▶ [TASK REQUIREMENTS] Wherever a line of the listing holds the string "Versions", copy that line.
-------------------------
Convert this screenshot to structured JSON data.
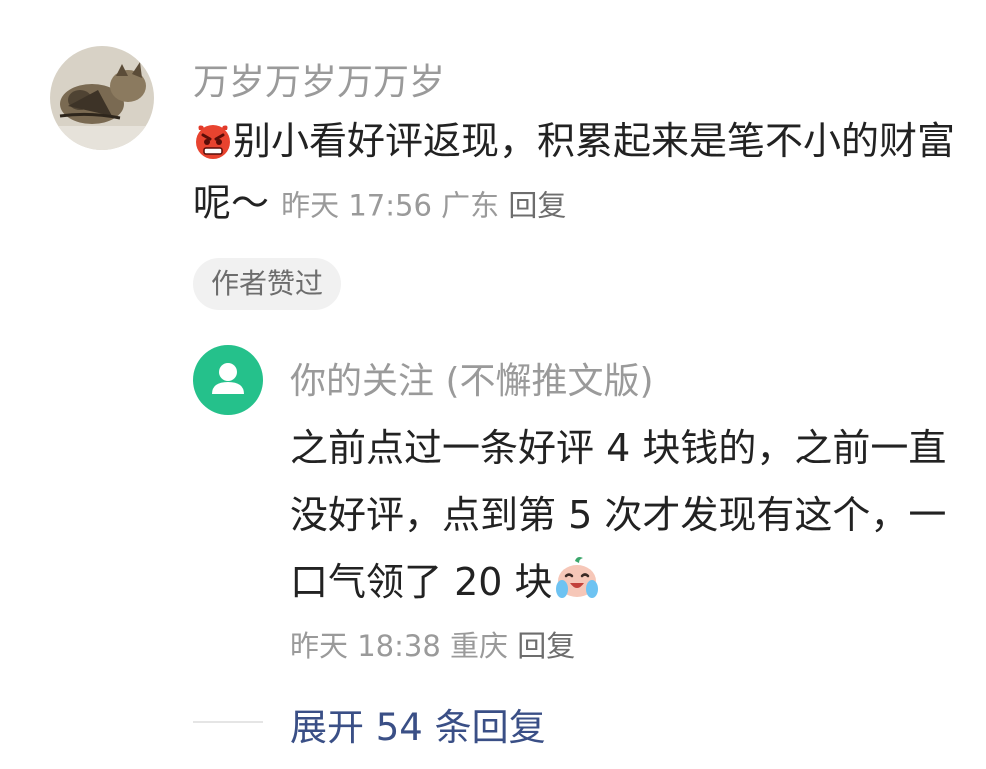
{
  "comment": {
    "username": "万岁万岁万万岁",
    "text": "别小看好评返现，积累起来是笔不小的财富呢～",
    "time": "昨天 17:56",
    "location": "广东",
    "reply_label": "回复",
    "author_liked_chip": "作者赞过"
  },
  "reply": {
    "username": "你的关注 (不懈推文版)",
    "text": "之前点过一条好评 4 块钱的，之前一直没好评，点到第 5 次才发现有这个，一口气领了 20 块",
    "time": "昨天 18:38",
    "location": "重庆",
    "reply_label": "回复"
  },
  "expand": {
    "label": "展开 54 条回复"
  },
  "icons": {
    "comment_avatar": "cat-photo-avatar",
    "comment_emoji": "angry-face-emoji",
    "reply_avatar": "default-user-icon",
    "reply_emoji": "crying-laughing-emoji"
  },
  "colors": {
    "accent_link": "#3a4f86",
    "avatar_green": "#25c18b",
    "muted_text": "#9a9a9a",
    "body_text": "#222222"
  }
}
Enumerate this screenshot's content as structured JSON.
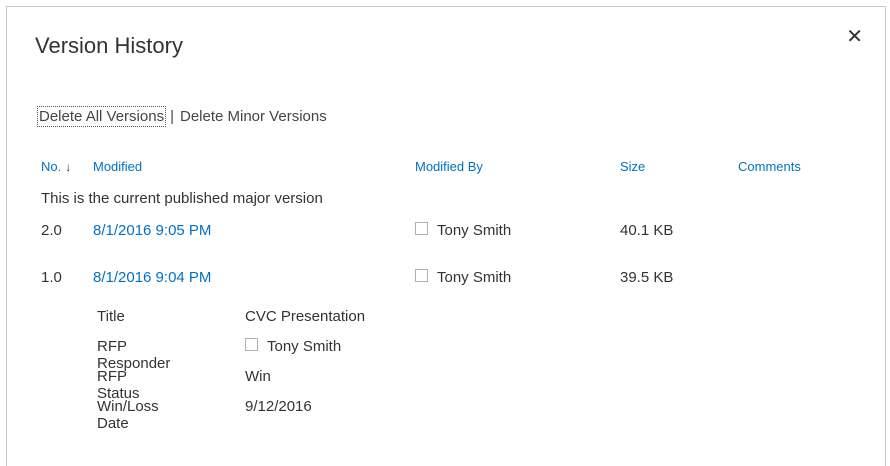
{
  "dialog": {
    "title": "Version History",
    "close_glyph": "✕"
  },
  "actions": {
    "delete_all": "Delete All Versions",
    "separator": "|",
    "delete_minor": "Delete Minor Versions"
  },
  "table": {
    "headers": {
      "no": "No.",
      "sort_arrow": "↓",
      "modified": "Modified",
      "modified_by": "Modified By",
      "size": "Size",
      "comments": "Comments"
    },
    "current_note": "This is the current published major version",
    "rows": [
      {
        "no": "2.0",
        "modified": "8/1/2016 9:05 PM",
        "modified_by": "Tony Smith",
        "size": "40.1 KB"
      },
      {
        "no": "1.0",
        "modified": "8/1/2016 9:04 PM",
        "modified_by": "Tony Smith",
        "size": "39.5 KB"
      }
    ],
    "properties": [
      {
        "name": "Title",
        "value": "CVC Presentation"
      },
      {
        "name": "RFP Responder",
        "value": "Tony Smith",
        "is_user": true
      },
      {
        "name": "RFP Status",
        "value": "Win"
      },
      {
        "name": "Win/Loss Date",
        "value": "9/12/2016"
      }
    ]
  },
  "colors": {
    "link_blue": "#0072c6",
    "text": "#333333"
  }
}
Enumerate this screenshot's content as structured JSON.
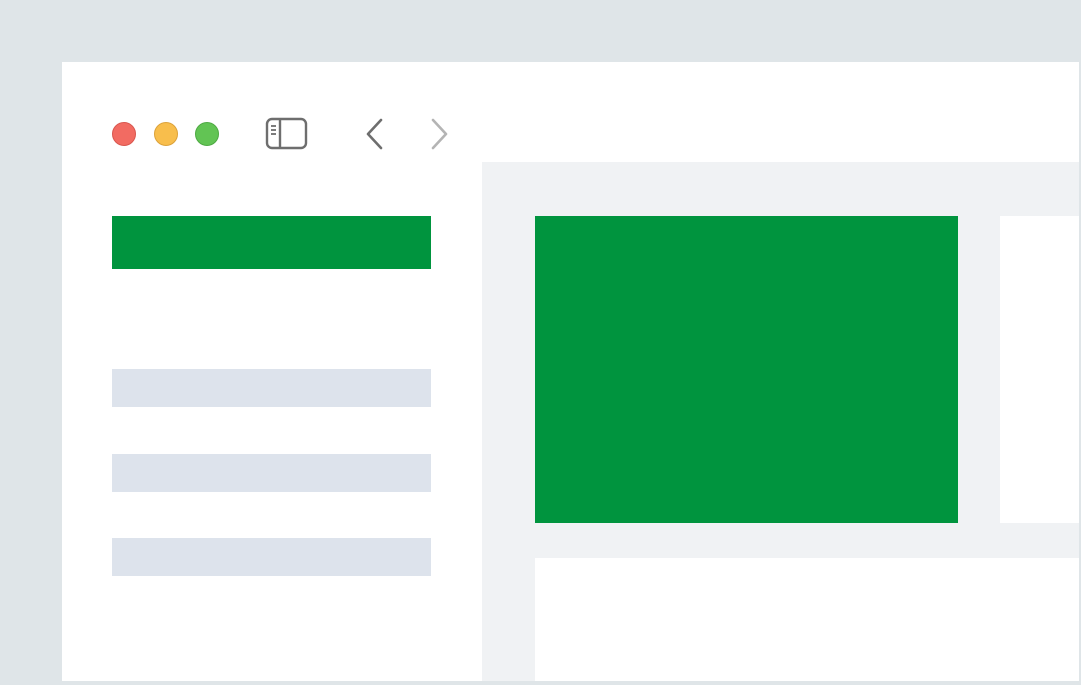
{
  "colors": {
    "backdrop": "#dfe5e8",
    "window_bg": "#ffffff",
    "content_bg": "#f0f2f4",
    "accent_green": "#00943e",
    "placeholder_gray": "#dde3ec",
    "icon_gray": "#6e6e6e",
    "icon_gray_disabled": "#b4b4b4",
    "traffic_close": "#f26b62",
    "traffic_minimize": "#f8be4c",
    "traffic_maximize": "#62c454"
  },
  "titlebar": {
    "window_controls": [
      "close",
      "minimize",
      "maximize"
    ],
    "icons": [
      "sidebar-toggle-icon",
      "chevron-left-icon",
      "chevron-right-icon"
    ]
  },
  "sidebar": {
    "items": [
      {
        "state": "active"
      },
      {
        "state": "placeholder"
      },
      {
        "state": "placeholder"
      },
      {
        "state": "placeholder"
      }
    ]
  },
  "content": {
    "cards": [
      "primary",
      "secondary",
      "bottom"
    ]
  }
}
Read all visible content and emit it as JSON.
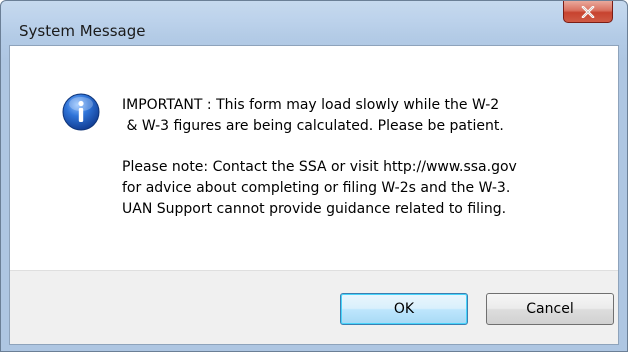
{
  "window": {
    "title": "System Message"
  },
  "message": {
    "lines": [
      "IMPORTANT : This form may load slowly while the W-2",
      " & W-3 figures are being calculated. Please be patient.",
      "Please note: Contact the SSA or visit http://www.ssa.gov",
      "for advice about completing or filing W-2s and the W-3.",
      "UAN Support cannot provide guidance related to filing."
    ]
  },
  "buttons": {
    "ok_label": "OK",
    "cancel_label": "Cancel"
  },
  "icons": {
    "message_icon": "info-icon",
    "close_icon": "close-icon"
  },
  "colors": {
    "close_button": "#c7432f",
    "info_icon": "#1f5fc0",
    "title_bar": "#b9d1ea"
  }
}
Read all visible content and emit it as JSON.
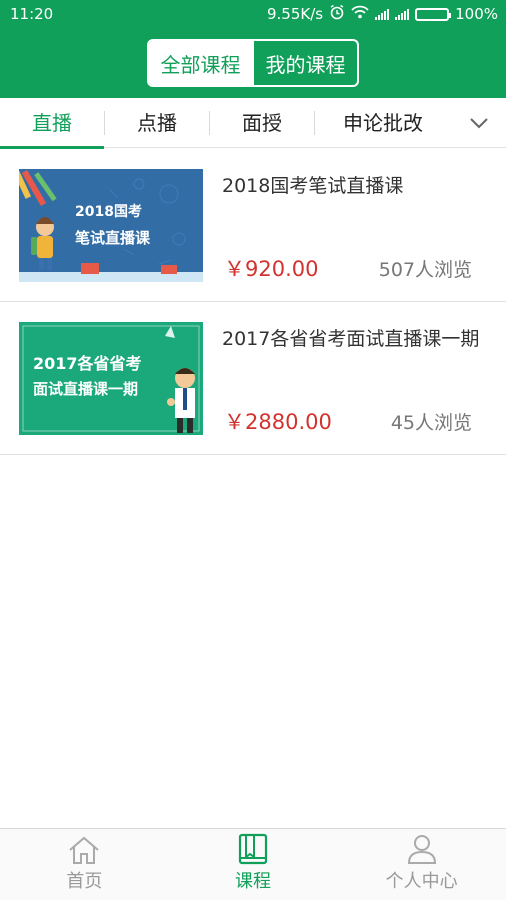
{
  "status": {
    "time": "11:20",
    "speed": "9.55K/s",
    "battery": "100%"
  },
  "header": {
    "seg_all": "全部课程",
    "seg_mine": "我的课程"
  },
  "tabs": [
    {
      "label": "直播"
    },
    {
      "label": "点播"
    },
    {
      "label": "面授"
    },
    {
      "label": "申论批改"
    }
  ],
  "courses": [
    {
      "thumb_year": "2018国考",
      "thumb_line2": "笔试直播课",
      "title": "2018国考笔试直播课",
      "price": "￥920.00",
      "views": "507人浏览"
    },
    {
      "thumb_line1": "2017各省省考",
      "thumb_line2": "面试直播课一期",
      "title": "2017各省省考面试直播课一期",
      "price": "￥2880.00",
      "views": "45人浏览"
    }
  ],
  "bottom_nav": [
    {
      "label": "首页",
      "icon": "home-icon"
    },
    {
      "label": "课程",
      "icon": "book-icon"
    },
    {
      "label": "个人中心",
      "icon": "user-icon"
    }
  ],
  "colors": {
    "brand": "#11a05a",
    "price": "#d2332e"
  }
}
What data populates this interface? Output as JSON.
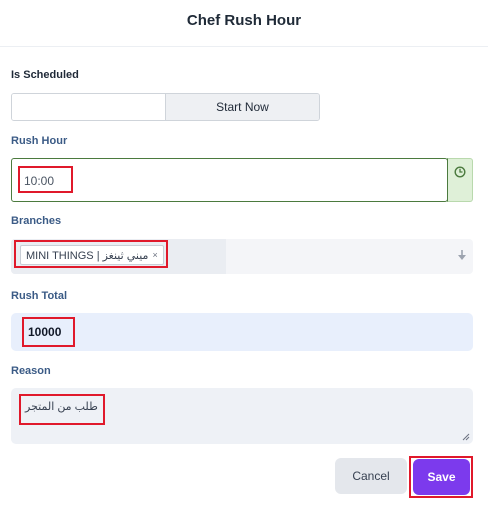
{
  "dialog": {
    "title": "Chef Rush Hour"
  },
  "schedule": {
    "label": "Is Scheduled",
    "options": [
      "",
      "Start Now"
    ],
    "selected": "Start Now"
  },
  "rush_hour": {
    "label": "Rush Hour",
    "value": "10:00",
    "icon": "clock-icon"
  },
  "branches": {
    "label": "Branches",
    "selected_tag": "MINI THINGS | ميني ثينغز",
    "remove_glyph": "×",
    "icon": "dropdown-arrow-icon"
  },
  "rush_total": {
    "label": "Rush Total",
    "value": "10000"
  },
  "reason": {
    "label": "Reason",
    "value": "طلب من المتجر"
  },
  "actions": {
    "cancel": "Cancel",
    "save": "Save"
  },
  "colors": {
    "accent": "#7c3aed",
    "success_border": "#4b7a3e",
    "success_addon": "#dff0d8",
    "highlight": "#e0192b",
    "label_blue": "#3b5b86"
  }
}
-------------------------
▶ [TASK OUTPUT]
    "delete_all": "Delete All Versions",
    "delete_minor": "Delete Minor Versions"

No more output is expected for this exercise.